Ford Motor Co. CEO Bill Ford says his team's value management initiative - that's TVM in Fordspeak - is well on its way to helping the automaker and its suppliers trim costs from Ford vehicles. "And contrary to what Pete Pestillo (CEO of Visteon Corp.) says, TVM does not stand for 'Take Visteon's Money.' "
OH, THERE’S JUST ONE MORE THING — John Bergstrom, CEO of Bergstrom Motors in Neenah, Wis., says he always is interested in hearing about stores for sale. But he says closing a deal with a veteran dealer can be unpredictable. Some last-minute demands Bergstrom has encountered: Taking a favorite desk home, throwing a distant parcel of land into the deal and use of a demo vehicle for the next five years.
STILL LAPPING IT UP — Jim Press, COO of Toyota Motor Sales U.S.A., was a swimmer in college and continues to compete in senior events.
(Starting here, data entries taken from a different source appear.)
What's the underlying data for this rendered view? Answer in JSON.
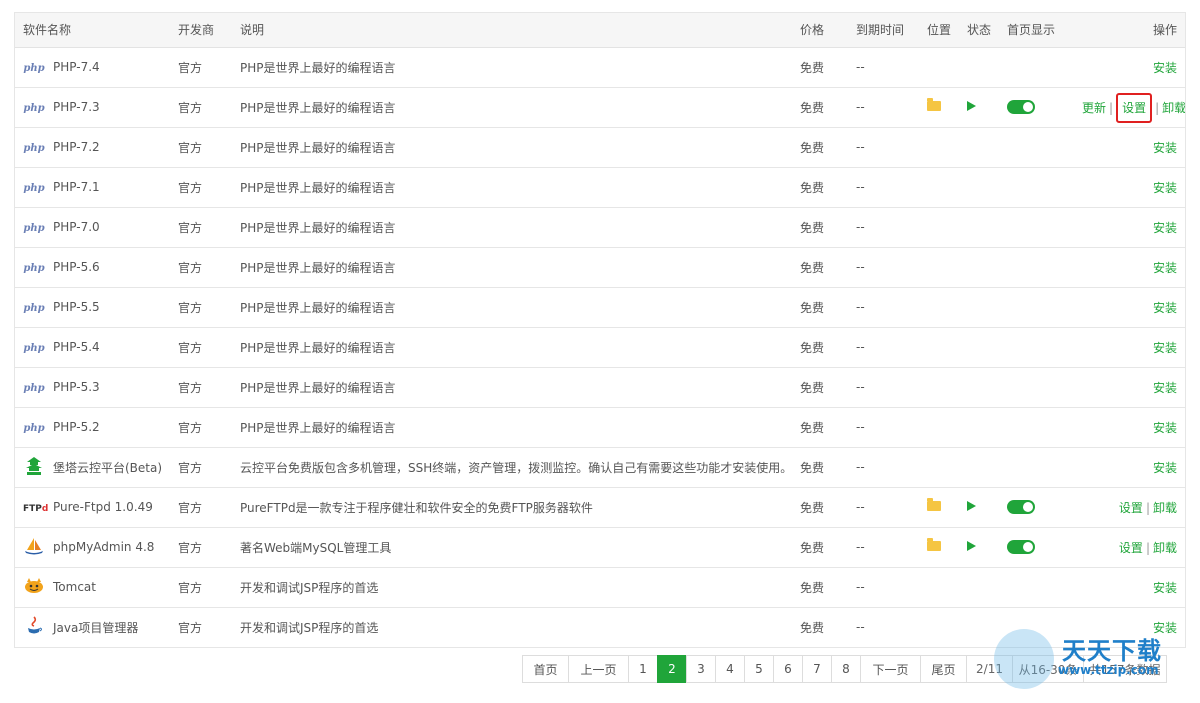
{
  "columns": {
    "name": "软件名称",
    "developer": "开发商",
    "description": "说明",
    "price": "价格",
    "expiry": "到期时间",
    "location": "位置",
    "status": "状态",
    "homepage": "首页显示",
    "actions": "操作"
  },
  "rows": [
    {
      "icon": "php-icon",
      "name": "PHP-7.4",
      "developer": "官方",
      "description": "PHP是世界上最好的编程语言",
      "price": "免费",
      "expiry": "--",
      "action": "安装"
    },
    {
      "icon": "php-icon",
      "name": "PHP-7.3",
      "developer": "官方",
      "description": "PHP是世界上最好的编程语言",
      "price": "免费",
      "expiry": "--",
      "actions": [
        "更新",
        "设置",
        "卸载"
      ]
    },
    {
      "icon": "php-icon",
      "name": "PHP-7.2",
      "developer": "官方",
      "description": "PHP是世界上最好的编程语言",
      "price": "免费",
      "expiry": "--",
      "action": "安装"
    },
    {
      "icon": "php-icon",
      "name": "PHP-7.1",
      "developer": "官方",
      "description": "PHP是世界上最好的编程语言",
      "price": "免费",
      "expiry": "--",
      "action": "安装"
    },
    {
      "icon": "php-icon",
      "name": "PHP-7.0",
      "developer": "官方",
      "description": "PHP是世界上最好的编程语言",
      "price": "免费",
      "expiry": "--",
      "action": "安装"
    },
    {
      "icon": "php-icon",
      "name": "PHP-5.6",
      "developer": "官方",
      "description": "PHP是世界上最好的编程语言",
      "price": "免费",
      "expiry": "--",
      "action": "安装"
    },
    {
      "icon": "php-icon",
      "name": "PHP-5.5",
      "developer": "官方",
      "description": "PHP是世界上最好的编程语言",
      "price": "免费",
      "expiry": "--",
      "action": "安装"
    },
    {
      "icon": "php-icon",
      "name": "PHP-5.4",
      "developer": "官方",
      "description": "PHP是世界上最好的编程语言",
      "price": "免费",
      "expiry": "--",
      "action": "安装"
    },
    {
      "icon": "php-icon",
      "name": "PHP-5.3",
      "developer": "官方",
      "description": "PHP是世界上最好的编程语言",
      "price": "免费",
      "expiry": "--",
      "action": "安装"
    },
    {
      "icon": "php-icon",
      "name": "PHP-5.2",
      "developer": "官方",
      "description": "PHP是世界上最好的编程语言",
      "price": "免费",
      "expiry": "--",
      "action": "安装"
    },
    {
      "icon": "pagoda-icon",
      "name": "堡塔云控平台(Beta)",
      "developer": "官方",
      "description": "云控平台免费版包含多机管理，SSH终端，资产管理，拨测监控。确认自己有需要这些功能才安装使用。",
      "price": "免费",
      "expiry": "--",
      "action": "安装"
    },
    {
      "icon": "ftp-icon",
      "name": "Pure-Ftpd 1.0.49",
      "developer": "官方",
      "description": "PureFTPd是一款专注于程序健壮和软件安全的免费FTP服务器软件",
      "price": "免费",
      "expiry": "--",
      "actions": [
        "设置",
        "卸载"
      ]
    },
    {
      "icon": "phpmyadmin-icon",
      "name": "phpMyAdmin 4.8",
      "developer": "官方",
      "description": "著名Web端MySQL管理工具",
      "price": "免费",
      "expiry": "--",
      "actions": [
        "设置",
        "卸载"
      ]
    },
    {
      "icon": "tomcat-icon",
      "name": "Tomcat",
      "developer": "官方",
      "description": "开发和调试JSP程序的首选",
      "price": "免费",
      "expiry": "--",
      "action": "安装"
    },
    {
      "icon": "java-icon",
      "name": "Java项目管理器",
      "developer": "官方",
      "description": "开发和调试JSP程序的首选",
      "price": "免费",
      "expiry": "--",
      "action": "安装"
    }
  ],
  "icons": {
    "php": "php",
    "ftp_prefix": "FTP",
    "ftp_mark": "d"
  },
  "pagination": {
    "first": "首页",
    "prev": "上一页",
    "pages": [
      "1",
      "2",
      "3",
      "4",
      "5",
      "6",
      "7",
      "8"
    ],
    "current": "2",
    "next": "下一页",
    "last": "尾页",
    "page_info": "2/11",
    "range": "从16-30条",
    "total": "共157条数据"
  },
  "watermark": {
    "title": "天天下载",
    "url": "www.ttzip.com"
  },
  "colors": {
    "accent": "#20a53a",
    "highlight": "#e02020",
    "folder": "#f5c542"
  }
}
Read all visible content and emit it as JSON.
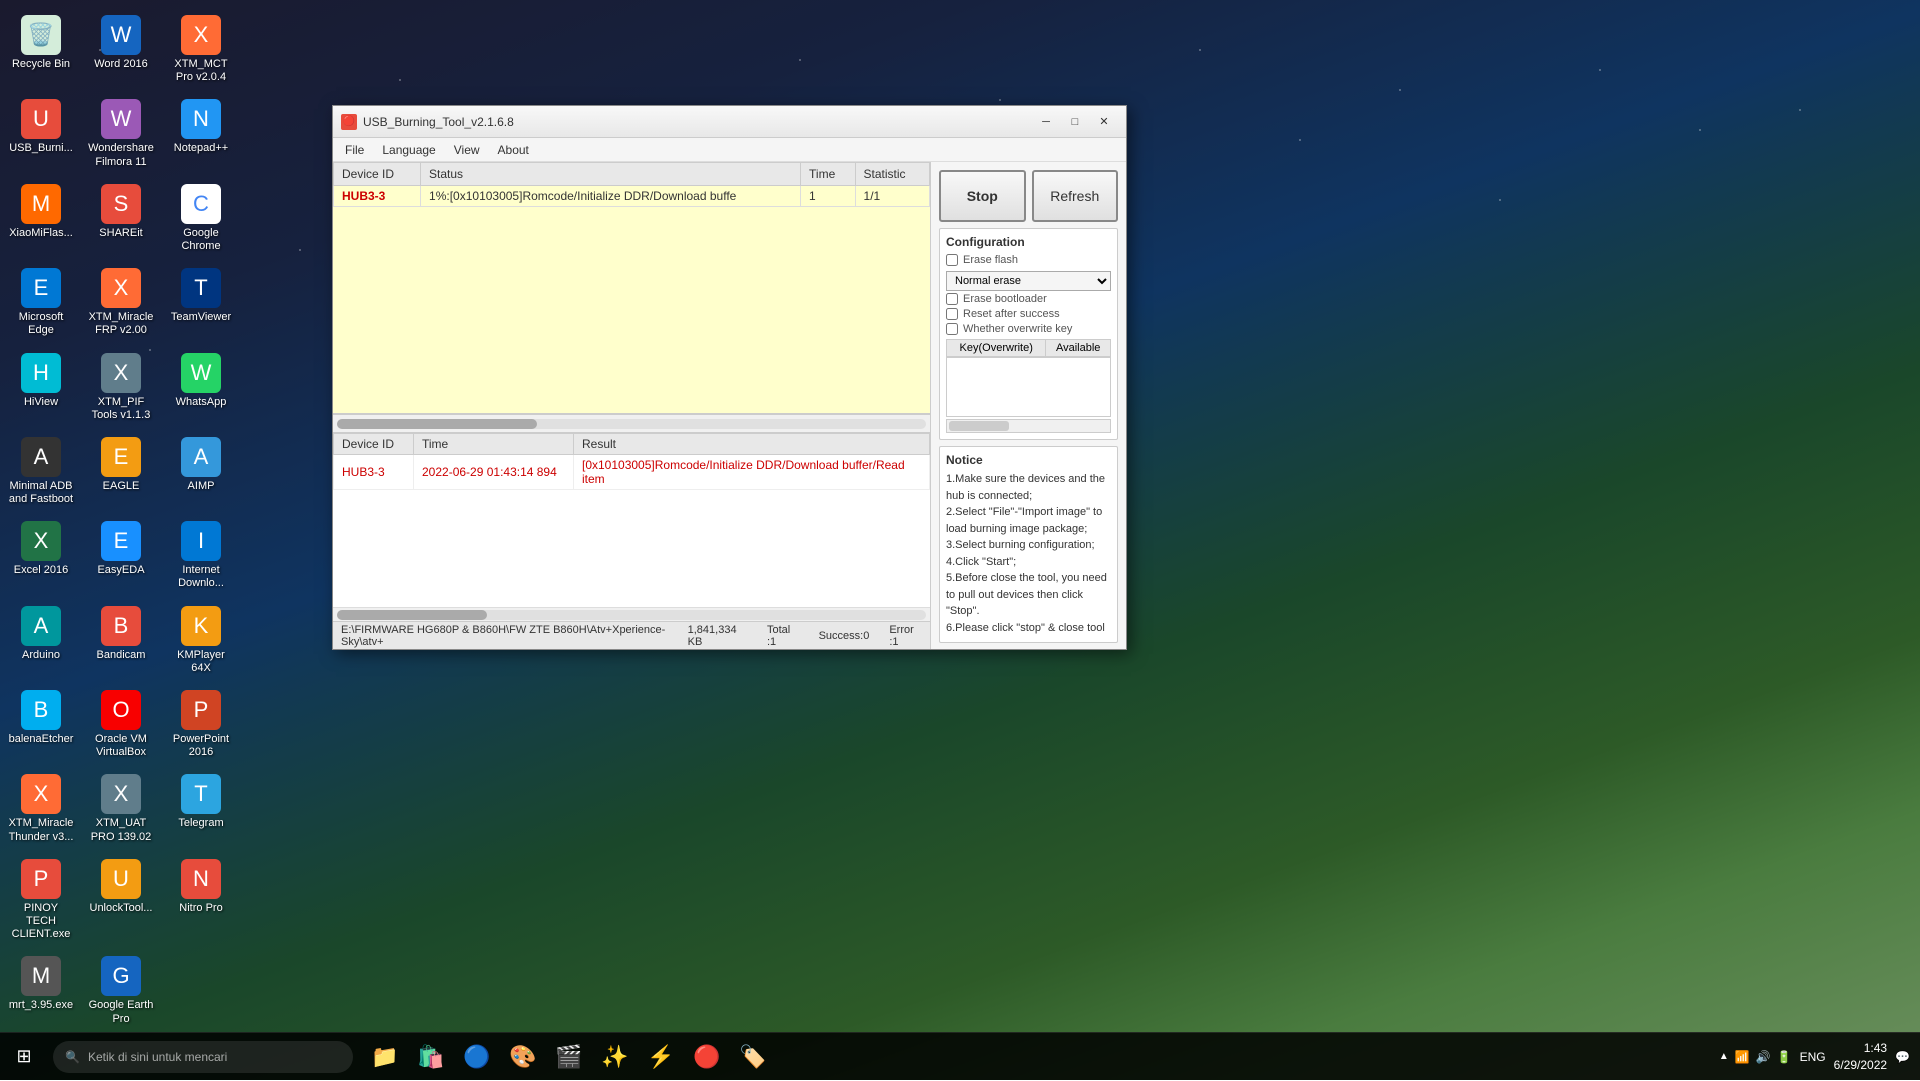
{
  "desktop": {
    "icons": [
      {
        "id": "recycle-bin",
        "label": "Recycle Bin",
        "icon": "🗑️",
        "color": "ic-recycle"
      },
      {
        "id": "word-2016",
        "label": "Word 2016",
        "icon": "W",
        "color": "ic-word"
      },
      {
        "id": "xtm-mct",
        "label": "XTM_MCT Pro v2.0.4",
        "icon": "X",
        "color": "ic-xtm"
      },
      {
        "id": "usb-burning",
        "label": "USB_Burni...",
        "icon": "U",
        "color": "ic-usb"
      },
      {
        "id": "wondershare",
        "label": "Wondershare Filmora 11",
        "icon": "W",
        "color": "ic-filmora"
      },
      {
        "id": "notepadpp",
        "label": "Notepad++",
        "icon": "N",
        "color": "ic-notepad"
      },
      {
        "id": "xiaomi",
        "label": "XiaoMiFlas...",
        "icon": "M",
        "color": "ic-xiaomi"
      },
      {
        "id": "shareit",
        "label": "SHAREit",
        "icon": "S",
        "color": "ic-shareit"
      },
      {
        "id": "google-chrome",
        "label": "Google Chrome",
        "icon": "C",
        "color": "ic-chrome"
      },
      {
        "id": "ms-edge",
        "label": "Microsoft Edge",
        "icon": "E",
        "color": "ic-edge"
      },
      {
        "id": "xtm-miracle",
        "label": "XTM_Miracle FRP v2.00",
        "icon": "X",
        "color": "ic-xtm"
      },
      {
        "id": "teamviewer",
        "label": "TeamViewer",
        "icon": "T",
        "color": "ic-teamviewer"
      },
      {
        "id": "hiview",
        "label": "HiView",
        "icon": "H",
        "color": "ic-hiview"
      },
      {
        "id": "xtm-pif",
        "label": "XTM_PIF Tools v1.1.3",
        "icon": "X",
        "color": "ic-pjtools"
      },
      {
        "id": "whatsapp",
        "label": "WhatsApp",
        "icon": "W",
        "color": "ic-whatsapp"
      },
      {
        "id": "minimal-adb",
        "label": "Minimal ADB and Fastboot",
        "icon": "A",
        "color": "ic-minadb"
      },
      {
        "id": "eagle",
        "label": "EAGLE",
        "icon": "E",
        "color": "ic-eagle"
      },
      {
        "id": "aimp",
        "label": "AIMP",
        "icon": "A",
        "color": "ic-aimp"
      },
      {
        "id": "excel-2016",
        "label": "Excel 2016",
        "icon": "X",
        "color": "ic-excel"
      },
      {
        "id": "easyeda",
        "label": "EasyEDA",
        "icon": "E",
        "color": "ic-easyeda"
      },
      {
        "id": "internet-download",
        "label": "Internet Downlo...",
        "icon": "I",
        "color": "ic-internet"
      },
      {
        "id": "arduino",
        "label": "Arduino",
        "icon": "A",
        "color": "ic-arduino"
      },
      {
        "id": "bandicam",
        "label": "Bandicam",
        "icon": "B",
        "color": "ic-bandicam"
      },
      {
        "id": "kmplayer",
        "label": "KMPlayer 64X",
        "icon": "K",
        "color": "ic-kmplayer"
      },
      {
        "id": "balena",
        "label": "balenaEtcher",
        "icon": "B",
        "color": "ic-balena"
      },
      {
        "id": "oracle-vm",
        "label": "Oracle VM VirtualBox",
        "icon": "O",
        "color": "ic-oracle"
      },
      {
        "id": "powerpoint",
        "label": "PowerPoint 2016",
        "icon": "P",
        "color": "ic-ppt"
      },
      {
        "id": "xtm-thunder",
        "label": "XTM_Miracle Thunder v3...",
        "icon": "X",
        "color": "ic-thunder"
      },
      {
        "id": "xtm-uat",
        "label": "XTM_UAT PRO 139.02",
        "icon": "X",
        "color": "ic-uatpro"
      },
      {
        "id": "telegram",
        "label": "Telegram",
        "icon": "T",
        "color": "ic-telegram"
      },
      {
        "id": "pinoy",
        "label": "PINOY TECH CLIENT.exe",
        "icon": "P",
        "color": "ic-pinoy"
      },
      {
        "id": "unlock",
        "label": "UnlockTool...",
        "icon": "U",
        "color": "ic-unlock"
      },
      {
        "id": "nitro",
        "label": "Nitro Pro",
        "icon": "N",
        "color": "ic-nitro"
      },
      {
        "id": "mrt",
        "label": "mrt_3.95.exe",
        "icon": "M",
        "color": "ic-mrt"
      },
      {
        "id": "google-earth",
        "label": "Google Earth Pro",
        "icon": "G",
        "color": "ic-googleearth"
      }
    ]
  },
  "window": {
    "title": "USB_Burning_Tool_v2.1.6.8",
    "title_icon": "🔴",
    "menu": [
      "File",
      "Language",
      "View",
      "About"
    ]
  },
  "buttons": {
    "stop": "Stop",
    "refresh": "Refresh"
  },
  "table": {
    "headers": [
      "Device ID",
      "Status",
      "Time",
      "Statistic"
    ],
    "rows": [
      {
        "device_id": "HUB3-3",
        "status": "1%:[0x10103005]Romcode/Initialize DDR/Download buffe",
        "time": "1",
        "statistic": "1/1"
      }
    ]
  },
  "log_table": {
    "headers": [
      "Device ID",
      "Time",
      "Result"
    ],
    "rows": [
      {
        "device_id": "HUB3-3",
        "time": "2022-06-29 01:43:14 894",
        "result": "[0x10103005]Romcode/Initialize DDR/Download buffer/Read item"
      }
    ]
  },
  "config": {
    "title": "Configuration",
    "erase_flash": "Erase flash",
    "normal_erase": "Normal erase",
    "erase_bootloader": "Erase bootloader",
    "reset_after_success": "Reset after success",
    "whether_overwrite": "Whether overwrite key"
  },
  "key_table": {
    "headers": [
      "Key(Overwrite)",
      "Available"
    ]
  },
  "notice": {
    "title": "Notice",
    "items": [
      "1.Make sure the devices and the hub is connected;",
      "2.Select \"File\"-\"Import image\" to load burning image package;",
      "3.Select burning configuration;",
      "4.Click \"Start\";",
      "5.Before close the tool, you need to pull out devices then click \"Stop\".",
      "6.Please click \"stop\" & close tool"
    ]
  },
  "status_bar": {
    "path": "E:\\FIRMWARE HG680P & B860H\\FW ZTE B860H\\Atv+Xperience-Sky\\atv+",
    "file_size": "1,841,334 KB",
    "total": "Total :1",
    "success": "Success:0",
    "error": "Error :1"
  },
  "taskbar": {
    "search_placeholder": "Ketik di sini untuk mencari",
    "time": "1:43",
    "date": "6/29/2022",
    "lang": "ENG"
  }
}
That means that when he's on the road, as he was last week for the National Automobile Dealers Association convention in San Francisco, he finds a pool to get in his 4 kilometers a day. Last week, Press, who is in his mid-50s, got his laps in at the University of San Francisco. Press says he used to race in several events. "But now that I'm older, I'm down to the freestyle."
NOT SO SPECIAL AFTER ALL — Christian Peugeot, head of marketing for the Peugeot brand, has been found guilty of misleading advertising, according to sister publication Automotive News Europe. According to the report, a buyer took Peugeot to court, disputing a claim that the 406 Coupe has the best soundproofing in its class. A Paris court ruled that the car's insulation from wind and road noise was nothing special. Peugeot was fined $3,200, but the payment was waived.
GONE TO THE DOGS — Tommy Blair used to sell cars in Paducah, Ky., but today he calls himself semi-retired. According to a story in his local paper, The Paducah Sun, Blair sold his Pontiac-GMC and Lincoln-Mercury dealerships to Paducah Ford owner Larry Stovesand soon after Sept. 11, 2001, and ran a Mazda dealership until Stovesand bought it last month. Blair used to do a lot of TV advertising, letting his dog, Spencer, star in commercials. But Spencer died in 1997 at age 18 and was buried in front of the Pontiac dealership Blair had sold to Stovesand. It seems Spencer was quite the star. Blair told the paper: "Almost every day, somebody asks about him, which is amazing. It's been almost six years, and they remember him better than they do me."
FREE ADVICE — Competition in the industry is tough but fair. That's the assessment from Ford Motor Co. Vice Chairman Allan Gilmour. Speaking at the Automotive Hall of Fame luncheon in San Francisco this month, Gilmour said: "Yes, they do play tough. I've urged a number of them to slow down, but with a notable lack of success."